*THE PROBLEM*: Skip every image and restate the data word for word.

*PROVIDED RECORDS*:
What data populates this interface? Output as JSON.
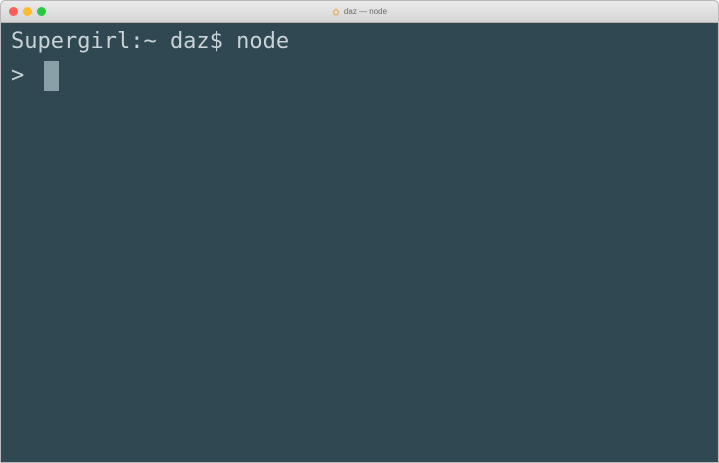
{
  "window": {
    "title": "daz — node",
    "title_icon": "home-icon",
    "colors": {
      "terminal_bg": "#2f4852",
      "terminal_fg": "#c9d2d6",
      "cursor": "#8aa0a8",
      "close": "#fc5f57",
      "minimize": "#fdbc2e",
      "zoom": "#28c840"
    }
  },
  "terminal": {
    "lines": [
      "Supergirl:~ daz$ node"
    ],
    "prompt": ">"
  }
}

*RESPONSE TO THE EXERCISE*:
What data populates this interface? Output as JSON.
{
  "window": {
    "title": "daz — node",
    "title_icon": "home-icon",
    "colors": {
      "terminal_bg": "#2f4852",
      "terminal_fg": "#c9d2d6",
      "cursor": "#8aa0a8",
      "close": "#fc5f57",
      "minimize": "#fdbc2e",
      "zoom": "#28c840"
    }
  },
  "terminal": {
    "lines": [
      "Supergirl:~ daz$ node"
    ],
    "prompt": ">"
  }
}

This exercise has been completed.